The United Nations environmental organization says the international community should help Ivory Coast finance the clean-up of toxic waste from a Dutch ship.
In a statement Friday, the chief of the U.N. Environment Program said it does not matter who is found liable for the dumping. He said Ivory Coast is one of the world's poorest countries, and its citizens should not have to pay for waste removal and rehabilitation.
Authorities say the clean up could cost as much as $30 million.
Ivorian authorities say toxic chemicals were unloaded from a Dutch-chartered ship in August and placed in open air dumps in Abidjan, killing 10 people and forcing more than 100,000 to seek medical attention.
The Dutch company, Trafigura, insists the chemicals were properly offloaded and handed over to a government-certified company.
An Ivorian government commission investigating the dumping has blamed local and government officials, as well as Trafigura for bringing the waste to Ivory Coast.
The report said holes in Ivorian environmental regulations, control failures and corruption by government officials contributed to the disaster.
The report is the result of more than two months of investigations by a government-appointed panel into the country's worst-ever environmental disaster.
The commission has no legal authority to punish those found responsible in the affair, but a criminal investigation is currently under way.

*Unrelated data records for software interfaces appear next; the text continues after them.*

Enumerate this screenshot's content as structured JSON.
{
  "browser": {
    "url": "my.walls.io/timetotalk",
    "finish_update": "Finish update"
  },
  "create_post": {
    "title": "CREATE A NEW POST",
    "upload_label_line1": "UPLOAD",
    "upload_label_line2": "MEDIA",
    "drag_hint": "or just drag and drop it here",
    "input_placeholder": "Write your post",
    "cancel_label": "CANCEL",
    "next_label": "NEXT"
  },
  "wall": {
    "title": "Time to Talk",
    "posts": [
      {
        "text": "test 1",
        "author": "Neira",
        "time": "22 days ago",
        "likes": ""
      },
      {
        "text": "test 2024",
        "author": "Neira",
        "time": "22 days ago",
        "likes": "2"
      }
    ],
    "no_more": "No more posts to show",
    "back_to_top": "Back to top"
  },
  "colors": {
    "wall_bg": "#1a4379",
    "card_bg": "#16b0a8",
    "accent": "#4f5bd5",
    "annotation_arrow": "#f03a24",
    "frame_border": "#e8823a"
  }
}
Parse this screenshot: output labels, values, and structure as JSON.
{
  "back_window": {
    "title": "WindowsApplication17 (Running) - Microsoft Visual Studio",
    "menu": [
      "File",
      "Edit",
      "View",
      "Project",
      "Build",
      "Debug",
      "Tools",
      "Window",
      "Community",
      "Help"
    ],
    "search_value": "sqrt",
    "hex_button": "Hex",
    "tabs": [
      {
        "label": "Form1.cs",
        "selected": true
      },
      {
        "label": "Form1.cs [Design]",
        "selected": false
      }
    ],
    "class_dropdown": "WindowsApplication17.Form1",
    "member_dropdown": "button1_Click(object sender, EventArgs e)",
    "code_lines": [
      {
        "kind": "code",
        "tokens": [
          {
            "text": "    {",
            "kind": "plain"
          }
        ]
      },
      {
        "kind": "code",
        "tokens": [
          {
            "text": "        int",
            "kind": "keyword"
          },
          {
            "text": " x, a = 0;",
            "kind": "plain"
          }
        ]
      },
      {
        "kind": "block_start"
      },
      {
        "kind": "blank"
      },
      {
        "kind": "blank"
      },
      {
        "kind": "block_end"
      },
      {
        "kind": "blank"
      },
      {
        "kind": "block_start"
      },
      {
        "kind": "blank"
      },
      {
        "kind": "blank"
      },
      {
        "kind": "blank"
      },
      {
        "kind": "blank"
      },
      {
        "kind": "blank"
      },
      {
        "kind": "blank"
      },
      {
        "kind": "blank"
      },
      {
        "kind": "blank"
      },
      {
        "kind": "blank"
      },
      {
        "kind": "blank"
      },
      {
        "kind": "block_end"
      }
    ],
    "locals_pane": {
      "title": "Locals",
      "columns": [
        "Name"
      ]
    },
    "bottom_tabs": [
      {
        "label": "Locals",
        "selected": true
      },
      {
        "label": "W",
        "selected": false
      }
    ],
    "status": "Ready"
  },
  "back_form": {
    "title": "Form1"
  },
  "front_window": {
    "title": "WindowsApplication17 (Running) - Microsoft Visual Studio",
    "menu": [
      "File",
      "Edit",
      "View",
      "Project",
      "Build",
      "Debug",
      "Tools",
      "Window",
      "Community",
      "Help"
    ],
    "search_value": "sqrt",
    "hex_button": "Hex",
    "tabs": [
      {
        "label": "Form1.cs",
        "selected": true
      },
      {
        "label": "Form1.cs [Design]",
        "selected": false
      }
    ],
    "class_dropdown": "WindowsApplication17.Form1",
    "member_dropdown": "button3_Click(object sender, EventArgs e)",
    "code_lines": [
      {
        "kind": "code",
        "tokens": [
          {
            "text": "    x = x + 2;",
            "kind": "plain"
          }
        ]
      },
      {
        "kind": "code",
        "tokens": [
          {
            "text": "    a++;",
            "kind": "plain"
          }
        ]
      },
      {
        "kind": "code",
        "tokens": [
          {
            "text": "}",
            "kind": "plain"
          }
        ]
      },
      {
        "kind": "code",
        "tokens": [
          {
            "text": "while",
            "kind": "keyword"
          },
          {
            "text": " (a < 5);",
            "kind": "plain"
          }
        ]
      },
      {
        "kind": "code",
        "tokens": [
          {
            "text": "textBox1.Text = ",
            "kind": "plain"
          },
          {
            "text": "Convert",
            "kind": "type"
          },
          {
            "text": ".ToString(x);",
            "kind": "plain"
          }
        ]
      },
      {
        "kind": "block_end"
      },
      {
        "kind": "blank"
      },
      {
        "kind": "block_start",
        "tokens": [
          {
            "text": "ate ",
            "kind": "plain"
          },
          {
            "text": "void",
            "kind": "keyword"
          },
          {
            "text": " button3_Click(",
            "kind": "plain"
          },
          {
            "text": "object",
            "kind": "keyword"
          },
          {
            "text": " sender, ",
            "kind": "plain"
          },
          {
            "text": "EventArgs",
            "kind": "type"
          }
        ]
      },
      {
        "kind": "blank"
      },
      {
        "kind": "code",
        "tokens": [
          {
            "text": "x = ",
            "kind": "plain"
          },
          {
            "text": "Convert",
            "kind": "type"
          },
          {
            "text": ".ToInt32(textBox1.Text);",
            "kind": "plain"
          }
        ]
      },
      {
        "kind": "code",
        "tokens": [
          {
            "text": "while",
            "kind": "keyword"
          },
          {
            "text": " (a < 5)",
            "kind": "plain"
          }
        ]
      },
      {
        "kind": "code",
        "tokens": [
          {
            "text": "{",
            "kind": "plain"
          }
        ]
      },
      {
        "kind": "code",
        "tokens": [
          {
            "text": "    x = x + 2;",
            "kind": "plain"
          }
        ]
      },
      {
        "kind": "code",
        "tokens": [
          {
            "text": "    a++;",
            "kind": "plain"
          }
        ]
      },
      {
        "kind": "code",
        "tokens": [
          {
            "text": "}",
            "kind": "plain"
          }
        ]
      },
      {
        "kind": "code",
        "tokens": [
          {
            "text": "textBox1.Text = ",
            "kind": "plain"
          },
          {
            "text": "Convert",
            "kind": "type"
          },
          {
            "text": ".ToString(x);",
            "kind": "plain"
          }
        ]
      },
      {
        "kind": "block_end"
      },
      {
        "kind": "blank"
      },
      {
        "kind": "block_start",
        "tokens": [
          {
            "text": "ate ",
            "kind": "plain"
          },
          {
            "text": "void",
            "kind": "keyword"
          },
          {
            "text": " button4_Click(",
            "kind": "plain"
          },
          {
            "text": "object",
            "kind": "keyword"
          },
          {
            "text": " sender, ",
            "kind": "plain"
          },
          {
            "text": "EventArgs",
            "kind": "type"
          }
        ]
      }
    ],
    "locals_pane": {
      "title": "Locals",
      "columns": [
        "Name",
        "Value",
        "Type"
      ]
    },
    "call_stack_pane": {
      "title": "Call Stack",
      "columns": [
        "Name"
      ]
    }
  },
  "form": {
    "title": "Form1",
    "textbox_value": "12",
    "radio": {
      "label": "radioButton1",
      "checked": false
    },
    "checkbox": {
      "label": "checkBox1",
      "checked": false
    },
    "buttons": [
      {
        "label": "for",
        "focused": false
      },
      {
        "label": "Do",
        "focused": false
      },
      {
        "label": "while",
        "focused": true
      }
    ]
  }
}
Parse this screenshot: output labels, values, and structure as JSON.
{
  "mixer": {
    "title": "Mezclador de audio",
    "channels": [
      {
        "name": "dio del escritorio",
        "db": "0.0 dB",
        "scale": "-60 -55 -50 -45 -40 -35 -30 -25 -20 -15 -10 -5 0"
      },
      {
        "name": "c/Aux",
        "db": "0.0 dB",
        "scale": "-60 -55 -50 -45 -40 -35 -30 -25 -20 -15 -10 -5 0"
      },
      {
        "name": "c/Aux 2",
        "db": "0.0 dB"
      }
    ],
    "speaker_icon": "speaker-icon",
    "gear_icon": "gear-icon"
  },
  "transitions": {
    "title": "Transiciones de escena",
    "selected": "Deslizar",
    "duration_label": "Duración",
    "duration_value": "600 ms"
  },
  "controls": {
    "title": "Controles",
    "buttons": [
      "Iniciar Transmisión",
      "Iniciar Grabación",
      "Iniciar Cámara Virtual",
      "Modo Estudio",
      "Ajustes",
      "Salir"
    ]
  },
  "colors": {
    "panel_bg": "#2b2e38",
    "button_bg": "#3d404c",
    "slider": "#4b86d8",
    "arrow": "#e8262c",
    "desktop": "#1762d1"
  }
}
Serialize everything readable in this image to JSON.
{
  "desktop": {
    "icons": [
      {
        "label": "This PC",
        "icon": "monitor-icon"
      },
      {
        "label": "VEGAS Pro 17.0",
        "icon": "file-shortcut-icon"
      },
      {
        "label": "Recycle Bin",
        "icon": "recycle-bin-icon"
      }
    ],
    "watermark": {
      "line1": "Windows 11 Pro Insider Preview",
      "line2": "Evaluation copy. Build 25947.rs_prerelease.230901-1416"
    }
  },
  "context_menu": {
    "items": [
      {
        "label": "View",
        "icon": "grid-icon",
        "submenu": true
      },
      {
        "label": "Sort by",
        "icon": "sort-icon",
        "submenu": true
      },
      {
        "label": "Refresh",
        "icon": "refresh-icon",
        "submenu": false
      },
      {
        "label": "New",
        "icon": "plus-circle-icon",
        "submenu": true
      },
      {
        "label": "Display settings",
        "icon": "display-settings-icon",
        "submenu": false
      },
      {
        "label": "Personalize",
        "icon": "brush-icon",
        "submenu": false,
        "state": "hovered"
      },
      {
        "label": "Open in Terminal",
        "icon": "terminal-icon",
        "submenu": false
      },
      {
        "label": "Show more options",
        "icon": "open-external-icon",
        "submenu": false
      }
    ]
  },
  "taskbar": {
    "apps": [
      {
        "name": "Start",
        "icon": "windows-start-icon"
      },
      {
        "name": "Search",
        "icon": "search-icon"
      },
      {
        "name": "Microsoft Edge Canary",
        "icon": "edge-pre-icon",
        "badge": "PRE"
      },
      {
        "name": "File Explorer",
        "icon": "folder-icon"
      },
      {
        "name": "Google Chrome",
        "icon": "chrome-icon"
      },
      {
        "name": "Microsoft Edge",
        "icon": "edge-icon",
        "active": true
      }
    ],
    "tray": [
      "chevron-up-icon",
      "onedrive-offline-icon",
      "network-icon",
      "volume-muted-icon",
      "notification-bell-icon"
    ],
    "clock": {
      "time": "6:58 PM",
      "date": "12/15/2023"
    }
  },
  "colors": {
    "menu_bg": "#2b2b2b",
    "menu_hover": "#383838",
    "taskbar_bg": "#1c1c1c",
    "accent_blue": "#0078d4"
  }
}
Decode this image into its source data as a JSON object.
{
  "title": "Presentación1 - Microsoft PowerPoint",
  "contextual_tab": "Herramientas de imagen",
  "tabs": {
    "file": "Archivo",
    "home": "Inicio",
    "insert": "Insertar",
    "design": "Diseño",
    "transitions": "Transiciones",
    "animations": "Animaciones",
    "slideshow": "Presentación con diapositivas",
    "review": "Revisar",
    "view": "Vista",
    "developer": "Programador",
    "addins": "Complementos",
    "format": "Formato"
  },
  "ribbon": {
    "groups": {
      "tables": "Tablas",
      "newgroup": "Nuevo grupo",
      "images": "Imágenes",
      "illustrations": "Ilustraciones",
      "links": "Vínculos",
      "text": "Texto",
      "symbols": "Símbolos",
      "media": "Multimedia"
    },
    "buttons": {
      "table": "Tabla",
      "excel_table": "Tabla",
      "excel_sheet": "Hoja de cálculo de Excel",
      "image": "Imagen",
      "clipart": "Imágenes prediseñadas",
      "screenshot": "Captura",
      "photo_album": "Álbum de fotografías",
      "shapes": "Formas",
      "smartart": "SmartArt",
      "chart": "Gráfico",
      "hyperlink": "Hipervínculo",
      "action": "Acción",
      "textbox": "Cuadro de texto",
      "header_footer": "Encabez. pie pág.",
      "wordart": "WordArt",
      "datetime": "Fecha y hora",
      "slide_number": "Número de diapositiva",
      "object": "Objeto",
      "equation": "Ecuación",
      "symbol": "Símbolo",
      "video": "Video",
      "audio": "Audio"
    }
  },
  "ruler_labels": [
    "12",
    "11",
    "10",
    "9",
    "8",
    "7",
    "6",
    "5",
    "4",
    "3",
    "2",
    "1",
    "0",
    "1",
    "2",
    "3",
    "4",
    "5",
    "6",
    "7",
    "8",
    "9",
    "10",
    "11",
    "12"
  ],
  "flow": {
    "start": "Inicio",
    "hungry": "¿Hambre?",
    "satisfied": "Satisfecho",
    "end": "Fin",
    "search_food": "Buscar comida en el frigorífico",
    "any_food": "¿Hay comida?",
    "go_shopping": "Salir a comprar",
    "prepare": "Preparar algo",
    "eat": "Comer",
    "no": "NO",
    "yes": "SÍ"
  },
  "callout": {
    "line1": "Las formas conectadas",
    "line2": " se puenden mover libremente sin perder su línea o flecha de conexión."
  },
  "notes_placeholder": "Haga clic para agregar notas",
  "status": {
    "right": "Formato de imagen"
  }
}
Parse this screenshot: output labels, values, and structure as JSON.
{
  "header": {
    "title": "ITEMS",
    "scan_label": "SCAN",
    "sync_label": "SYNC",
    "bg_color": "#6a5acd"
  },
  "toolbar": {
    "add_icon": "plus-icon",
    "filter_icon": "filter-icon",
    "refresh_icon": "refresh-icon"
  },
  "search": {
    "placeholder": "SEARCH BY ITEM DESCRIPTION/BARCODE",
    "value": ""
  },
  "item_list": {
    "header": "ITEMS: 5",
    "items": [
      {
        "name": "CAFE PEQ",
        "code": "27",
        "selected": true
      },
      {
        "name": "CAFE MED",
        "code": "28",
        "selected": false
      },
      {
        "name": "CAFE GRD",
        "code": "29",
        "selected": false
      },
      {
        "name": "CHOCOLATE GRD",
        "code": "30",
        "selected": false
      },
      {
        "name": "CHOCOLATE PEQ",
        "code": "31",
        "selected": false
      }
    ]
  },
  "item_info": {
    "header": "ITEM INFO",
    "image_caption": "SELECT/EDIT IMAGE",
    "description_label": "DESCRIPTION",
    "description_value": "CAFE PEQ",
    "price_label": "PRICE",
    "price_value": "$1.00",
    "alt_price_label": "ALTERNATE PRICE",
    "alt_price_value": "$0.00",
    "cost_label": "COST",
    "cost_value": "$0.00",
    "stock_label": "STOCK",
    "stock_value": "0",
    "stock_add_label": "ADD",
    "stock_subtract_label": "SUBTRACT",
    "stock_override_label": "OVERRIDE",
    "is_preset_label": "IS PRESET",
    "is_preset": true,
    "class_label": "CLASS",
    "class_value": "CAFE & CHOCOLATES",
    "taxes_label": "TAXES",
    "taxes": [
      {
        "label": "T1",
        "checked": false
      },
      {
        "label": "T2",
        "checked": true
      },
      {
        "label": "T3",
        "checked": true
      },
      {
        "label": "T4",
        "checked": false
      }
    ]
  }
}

Two Trafigura executives are in custody in Abidjan.
Some information for this report was provided by AFP and Reuters.